Brand New Gestational Diabetes Cutoffs Point to Safe Levels

The cutoffs for diagnosing gestational diabetes--the kind that occurs during pregnancy--have always been more stringent than those used to diagnose the general population.

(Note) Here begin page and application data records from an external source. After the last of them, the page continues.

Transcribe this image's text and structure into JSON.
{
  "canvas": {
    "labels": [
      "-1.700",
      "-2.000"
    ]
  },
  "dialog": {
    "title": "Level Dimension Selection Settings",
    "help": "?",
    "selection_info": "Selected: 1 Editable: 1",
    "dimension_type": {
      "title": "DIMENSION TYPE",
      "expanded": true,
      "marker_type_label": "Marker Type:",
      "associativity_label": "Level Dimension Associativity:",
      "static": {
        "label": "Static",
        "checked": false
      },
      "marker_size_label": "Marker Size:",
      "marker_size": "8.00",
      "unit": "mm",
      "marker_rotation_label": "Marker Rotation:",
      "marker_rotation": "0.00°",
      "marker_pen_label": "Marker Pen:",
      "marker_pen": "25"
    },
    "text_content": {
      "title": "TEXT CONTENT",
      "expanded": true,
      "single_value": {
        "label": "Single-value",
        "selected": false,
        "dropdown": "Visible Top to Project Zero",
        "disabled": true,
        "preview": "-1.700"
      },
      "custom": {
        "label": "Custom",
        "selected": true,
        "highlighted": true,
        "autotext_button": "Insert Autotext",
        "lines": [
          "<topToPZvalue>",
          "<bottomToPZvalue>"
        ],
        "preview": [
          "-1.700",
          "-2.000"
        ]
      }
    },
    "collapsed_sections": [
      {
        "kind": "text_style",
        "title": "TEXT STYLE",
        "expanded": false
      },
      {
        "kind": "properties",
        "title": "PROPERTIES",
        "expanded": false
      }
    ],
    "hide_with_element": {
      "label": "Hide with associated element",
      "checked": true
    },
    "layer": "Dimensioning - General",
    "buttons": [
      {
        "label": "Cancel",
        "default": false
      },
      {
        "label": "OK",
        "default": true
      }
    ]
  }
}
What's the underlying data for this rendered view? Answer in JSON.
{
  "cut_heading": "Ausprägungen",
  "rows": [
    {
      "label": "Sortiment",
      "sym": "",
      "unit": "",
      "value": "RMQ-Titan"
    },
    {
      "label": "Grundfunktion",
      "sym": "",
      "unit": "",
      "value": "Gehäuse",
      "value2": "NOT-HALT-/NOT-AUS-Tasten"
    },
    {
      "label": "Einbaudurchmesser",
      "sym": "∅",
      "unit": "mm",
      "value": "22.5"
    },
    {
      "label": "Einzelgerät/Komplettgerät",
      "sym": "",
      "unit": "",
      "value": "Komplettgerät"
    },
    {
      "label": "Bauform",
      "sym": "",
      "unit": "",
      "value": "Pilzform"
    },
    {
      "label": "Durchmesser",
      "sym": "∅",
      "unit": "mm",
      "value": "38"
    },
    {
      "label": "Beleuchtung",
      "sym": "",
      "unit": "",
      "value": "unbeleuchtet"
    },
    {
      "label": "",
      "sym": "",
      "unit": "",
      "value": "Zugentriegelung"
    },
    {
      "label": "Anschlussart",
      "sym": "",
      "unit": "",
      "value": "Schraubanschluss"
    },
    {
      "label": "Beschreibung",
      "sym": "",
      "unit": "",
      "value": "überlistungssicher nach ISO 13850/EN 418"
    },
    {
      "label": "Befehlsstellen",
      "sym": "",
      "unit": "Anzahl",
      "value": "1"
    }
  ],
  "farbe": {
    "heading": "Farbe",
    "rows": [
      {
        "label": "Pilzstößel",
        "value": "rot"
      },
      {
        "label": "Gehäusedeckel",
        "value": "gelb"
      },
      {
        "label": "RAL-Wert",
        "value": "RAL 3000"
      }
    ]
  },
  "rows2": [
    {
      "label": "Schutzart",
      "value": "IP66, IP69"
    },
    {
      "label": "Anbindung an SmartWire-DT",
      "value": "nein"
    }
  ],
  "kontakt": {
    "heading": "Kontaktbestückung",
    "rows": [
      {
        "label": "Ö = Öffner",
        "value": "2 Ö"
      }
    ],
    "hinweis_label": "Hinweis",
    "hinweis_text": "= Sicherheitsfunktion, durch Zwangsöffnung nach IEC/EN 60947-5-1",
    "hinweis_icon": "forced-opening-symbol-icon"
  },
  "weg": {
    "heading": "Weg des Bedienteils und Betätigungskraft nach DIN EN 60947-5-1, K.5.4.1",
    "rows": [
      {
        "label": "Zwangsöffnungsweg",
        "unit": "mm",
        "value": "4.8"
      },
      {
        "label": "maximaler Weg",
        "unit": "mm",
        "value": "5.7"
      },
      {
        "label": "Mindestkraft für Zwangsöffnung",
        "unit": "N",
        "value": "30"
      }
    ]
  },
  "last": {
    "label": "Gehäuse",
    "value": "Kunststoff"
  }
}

Now a large study that matched maternal blood sugars with the outcome of the pregnancy has documented that even more stringent blood sugar limits are necessary to avoid diabetic problems during pregnancy.

Not so surprisingly, the new blood sugar targets they urge are very similar to those that are emerging from research connecting blood sugar levels with complications with diabetes in people who are NOT pregnant. (Details HERE.)

Here, from the report in Science Daily are the findings:
Based on a study of more than 23,000 women in nine countries, Metzger and an international group of 50 experts concluded a fasting blood sugar level of 92 or higher, a one-hour level of 180 or higher on a glucose tolerance test or a two-hour level of 153 or higher on a glucose tolerance test constitute serious risks to the mother and baby.
Science Daily: Gestational Diabetes: Blood Sugar Levels Once Considered Normal Are Not Safe for Baby, Mother

Compare these findings to the results in non-pregnant people that found that the presence in young men of a fasting blood sugar over 92 mg/dl predicted the development of diabetes a decade later, and that cardiovascular risk takes a major step up once the one hour glucose tolerance test result goes over 155. (Details HERE.)

Since complications kick in at these levels you would want to keep your blood sugar a bit lower, which is why I continue to suggest that you shoot for the "Five Percent Club" blood sugar targets. Note that the fasting number in our targets is higher, largely because so many people with diabetes will find the fasting number the hardest to lower. Most research, however, points to the post-meal numbers as being those that produce the complications.

The values before are for first thing in the morning fasting blood sugar and one and two hours after eating meals.


Jolly said...

is the 1-2 hours mark timed from the start of a meal, or the end of a meal?

Rad Warrier said...

After a long time of observation of my post prandials, I find that my peaking has slowly shifted from 1 hour to 2 hours after food (lunch or supper). A typical set of readings that I obtain nowadays are: Before lunch 4.3 mmol/L (78 mg/dL); 1 hr after lunch 6.1 (110); 1 1/2 hr 7.3 (132); 2 hrs 8.2 (148); 3 hrs 5.3 (96); 4 hrs 4.5 (81).

The above readings are after a lunch of rice and curries with carb content a little over 50g.

This is not the case after breakfast - the peaking then occurs at 1 hr and by 2 hrs, the BG would normally be around 5 (90). But my breakfast is light.

What is going on? Has digestion slowed down or is it indicative of some other deterioration.


Steve Parker, M.D. said...

Thanks for shining a spotlight on this important information.

I look forward to reading the entire article in the March issue of "Diabetes Care."


Jenny said...

Jolly, I saw a study that found the average blood sugar peak to occur 75 minutes after the beginning of eating.

Rad, It is possible your second phase insulin response is weakening but it is also possible your digestion has slowed. No way to know from the information you provide.